Instructions for the task - The full set of entries needs to be reproduced exactly.
(Provided records begins)
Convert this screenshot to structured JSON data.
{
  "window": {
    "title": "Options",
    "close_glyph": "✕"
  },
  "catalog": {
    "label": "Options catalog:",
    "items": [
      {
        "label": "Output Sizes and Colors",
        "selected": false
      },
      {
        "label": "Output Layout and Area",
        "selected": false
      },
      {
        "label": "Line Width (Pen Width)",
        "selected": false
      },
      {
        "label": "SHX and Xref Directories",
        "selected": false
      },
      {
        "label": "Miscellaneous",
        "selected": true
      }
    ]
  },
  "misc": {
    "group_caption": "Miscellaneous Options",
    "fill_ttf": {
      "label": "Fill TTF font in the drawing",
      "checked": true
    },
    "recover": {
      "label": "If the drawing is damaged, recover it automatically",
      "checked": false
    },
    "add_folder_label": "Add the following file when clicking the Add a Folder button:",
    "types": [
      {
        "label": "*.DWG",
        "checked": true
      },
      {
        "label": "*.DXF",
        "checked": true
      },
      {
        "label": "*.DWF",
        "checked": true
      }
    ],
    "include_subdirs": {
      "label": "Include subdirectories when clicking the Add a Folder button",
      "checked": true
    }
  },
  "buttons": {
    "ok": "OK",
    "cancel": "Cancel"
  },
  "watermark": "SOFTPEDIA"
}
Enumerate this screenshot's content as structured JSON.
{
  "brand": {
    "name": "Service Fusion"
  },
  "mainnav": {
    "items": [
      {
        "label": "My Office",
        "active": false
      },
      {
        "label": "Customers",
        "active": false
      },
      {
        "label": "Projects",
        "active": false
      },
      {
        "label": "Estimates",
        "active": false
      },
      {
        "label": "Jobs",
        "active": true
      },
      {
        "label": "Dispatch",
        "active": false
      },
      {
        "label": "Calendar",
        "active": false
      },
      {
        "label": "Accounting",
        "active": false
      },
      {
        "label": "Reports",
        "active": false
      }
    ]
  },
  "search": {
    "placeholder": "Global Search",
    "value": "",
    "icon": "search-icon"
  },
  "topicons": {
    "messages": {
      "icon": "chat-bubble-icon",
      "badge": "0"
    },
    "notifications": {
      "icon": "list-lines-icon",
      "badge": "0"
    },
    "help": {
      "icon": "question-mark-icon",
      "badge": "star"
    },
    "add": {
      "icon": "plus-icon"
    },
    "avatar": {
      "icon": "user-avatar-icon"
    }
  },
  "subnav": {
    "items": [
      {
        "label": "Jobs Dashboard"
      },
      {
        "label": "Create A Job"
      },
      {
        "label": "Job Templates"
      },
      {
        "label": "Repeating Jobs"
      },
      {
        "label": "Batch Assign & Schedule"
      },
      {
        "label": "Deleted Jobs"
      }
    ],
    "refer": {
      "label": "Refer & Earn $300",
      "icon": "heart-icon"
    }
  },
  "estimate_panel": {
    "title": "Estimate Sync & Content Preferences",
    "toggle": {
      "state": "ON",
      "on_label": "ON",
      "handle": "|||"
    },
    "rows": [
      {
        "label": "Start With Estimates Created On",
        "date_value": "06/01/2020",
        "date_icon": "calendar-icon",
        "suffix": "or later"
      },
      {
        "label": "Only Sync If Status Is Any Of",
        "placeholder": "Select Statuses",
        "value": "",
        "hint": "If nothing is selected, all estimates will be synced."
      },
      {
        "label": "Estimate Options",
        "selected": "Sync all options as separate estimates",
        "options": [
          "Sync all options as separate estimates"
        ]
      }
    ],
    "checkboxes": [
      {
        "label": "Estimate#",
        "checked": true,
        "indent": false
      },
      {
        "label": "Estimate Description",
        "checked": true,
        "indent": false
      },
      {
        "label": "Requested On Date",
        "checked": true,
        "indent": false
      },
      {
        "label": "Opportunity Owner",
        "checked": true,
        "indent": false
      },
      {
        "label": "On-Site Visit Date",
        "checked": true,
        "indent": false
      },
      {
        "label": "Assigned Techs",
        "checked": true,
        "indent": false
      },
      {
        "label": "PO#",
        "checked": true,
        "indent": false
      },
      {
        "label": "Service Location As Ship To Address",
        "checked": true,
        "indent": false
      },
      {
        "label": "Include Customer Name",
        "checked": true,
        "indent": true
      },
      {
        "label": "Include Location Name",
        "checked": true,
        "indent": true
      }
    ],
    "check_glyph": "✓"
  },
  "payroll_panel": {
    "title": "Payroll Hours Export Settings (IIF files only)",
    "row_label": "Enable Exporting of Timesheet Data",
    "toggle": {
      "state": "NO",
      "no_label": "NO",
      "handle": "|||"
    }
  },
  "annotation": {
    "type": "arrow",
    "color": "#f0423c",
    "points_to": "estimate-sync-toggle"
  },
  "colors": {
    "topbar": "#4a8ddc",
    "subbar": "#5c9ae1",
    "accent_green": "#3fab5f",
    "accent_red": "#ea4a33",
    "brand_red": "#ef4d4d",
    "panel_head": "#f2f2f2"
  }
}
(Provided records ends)
Exercise response -
Convert this screenshot to structured JSON data.
{
  "window": {
    "title": "Options",
    "close_glyph": "✕"
  },
  "catalog": {
    "label": "Options catalog:",
    "items": [
      {
        "label": "Output Sizes and Colors",
        "selected": false
      },
      {
        "label": "Output Layout and Area",
        "selected": false
      },
      {
        "label": "Line Width (Pen Width)",
        "selected": false
      },
      {
        "label": "SHX and Xref Directories",
        "selected": false
      },
      {
        "label": "Miscellaneous",
        "selected": true
      }
    ]
  },
  "misc": {
    "group_caption": "Miscellaneous Options",
    "fill_ttf": {
      "label": "Fill TTF font in the drawing",
      "checked": true
    },
    "recover": {
      "label": "If the drawing is damaged, recover it automatically",
      "checked": false
    },
    "add_folder_label": "Add the following file when clicking the Add a Folder button:",
    "types": [
      {
        "label": "*.DWG",
        "checked": true
      },
      {
        "label": "*.DXF",
        "checked": true
      },
      {
        "label": "*.DWF",
        "checked": true
      }
    ],
    "include_subdirs": {
      "label": "Include subdirectories when clicking the Add a Folder button",
      "checked": true
    }
  },
  "buttons": {
    "ok": "OK",
    "cancel": "Cancel"
  },
  "watermark": "SOFTPEDIA"
}
Enumerate this screenshot's content as structured JSON.
{
  "brand": {
    "name": "Service Fusion"
  },
  "mainnav": {
    "items": [
      {
        "label": "My Office",
        "active": false
      },
      {
        "label": "Customers",
        "active": false
      },
      {
        "label": "Projects",
        "active": false
      },
      {
        "label": "Estimates",
        "active": false
      },
      {
        "label": "Jobs",
        "active": true
      },
      {
        "label": "Dispatch",
        "active": false
      },
      {
        "label": "Calendar",
        "active": false
      },
      {
        "label": "Accounting",
        "active": false
      },
      {
        "label": "Reports",
        "active": false
      }
    ]
  },
  "search": {
    "placeholder": "Global Search",
    "value": "",
    "icon": "search-icon"
  },
  "topicons": {
    "messages": {
      "icon": "chat-bubble-icon",
      "badge": "0"
    },
    "notifications": {
      "icon": "list-lines-icon",
      "badge": "0"
    },
    "help": {
      "icon": "question-mark-icon",
      "badge": "star"
    },
    "add": {
      "icon": "plus-icon"
    },
    "avatar": {
      "icon": "user-avatar-icon"
    }
  },
  "subnav": {
    "items": [
      {
        "label": "Jobs Dashboard"
      },
      {
        "label": "Create A Job"
      },
      {
        "label": "Job Templates"
      },
      {
        "label": "Repeating Jobs"
      },
      {
        "label": "Batch Assign & Schedule"
      },
      {
        "label": "Deleted Jobs"
      }
    ],
    "refer": {
      "label": "Refer & Earn $300",
      "icon": "heart-icon"
    }
  },
  "estimate_panel": {
    "title": "Estimate Sync & Content Preferences",
    "toggle": {
      "state": "ON",
      "on_label": "ON",
      "handle": "|||"
    },
    "rows": [
      {
        "label": "Start With Estimates Created On",
        "date_value": "06/01/2020",
        "date_icon": "calendar-icon",
        "suffix": "or later"
      },
      {
        "label": "Only Sync If Status Is Any Of",
        "placeholder": "Select Statuses",
        "value": "",
        "hint": "If nothing is selected, all estimates will be synced."
      },
      {
        "label": "Estimate Options",
        "selected": "Sync all options as separate estimates",
        "options": [
          "Sync all options as separate estimates"
        ]
      }
    ],
    "checkboxes": [
      {
        "label": "Estimate#",
        "checked": true,
        "indent": false
      },
      {
        "label": "Estimate Description",
        "checked": true,
        "indent": false
      },
      {
        "label": "Requested On Date",
        "checked": true,
        "indent": false
      },
      {
        "label": "Opportunity Owner",
        "checked": true,
        "indent": false
      },
      {
        "label": "On-Site Visit Date",
        "checked": true,
        "indent": false
      },
      {
        "label": "Assigned Techs",
        "checked": true,
        "indent": false
      },
      {
        "label": "PO#",
        "checked": true,
        "indent": false
      },
      {
        "label": "Service Location As Ship To Address",
        "checked": true,
        "indent": false
      },
      {
        "label": "Include Customer Name",
        "checked": true,
        "indent": true
      },
      {
        "label": "Include Location Name",
        "checked": true,
        "indent": true
      }
    ],
    "check_glyph": "✓"
  },
  "payroll_panel": {
    "title": "Payroll Hours Export Settings (IIF files only)",
    "row_label": "Enable Exporting of Timesheet Data",
    "toggle": {
      "state": "NO",
      "no_label": "NO",
      "handle": "|||"
    }
  },
  "annotation": {
    "type": "arrow",
    "color": "#f0423c",
    "points_to": "estimate-sync-toggle"
  },
  "colors": {
    "topbar": "#4a8ddc",
    "subbar": "#5c9ae1",
    "accent_green": "#3fab5f",
    "accent_red": "#ea4a33",
    "brand_red": "#ef4d4d",
    "panel_head": "#f2f2f2"
  }
}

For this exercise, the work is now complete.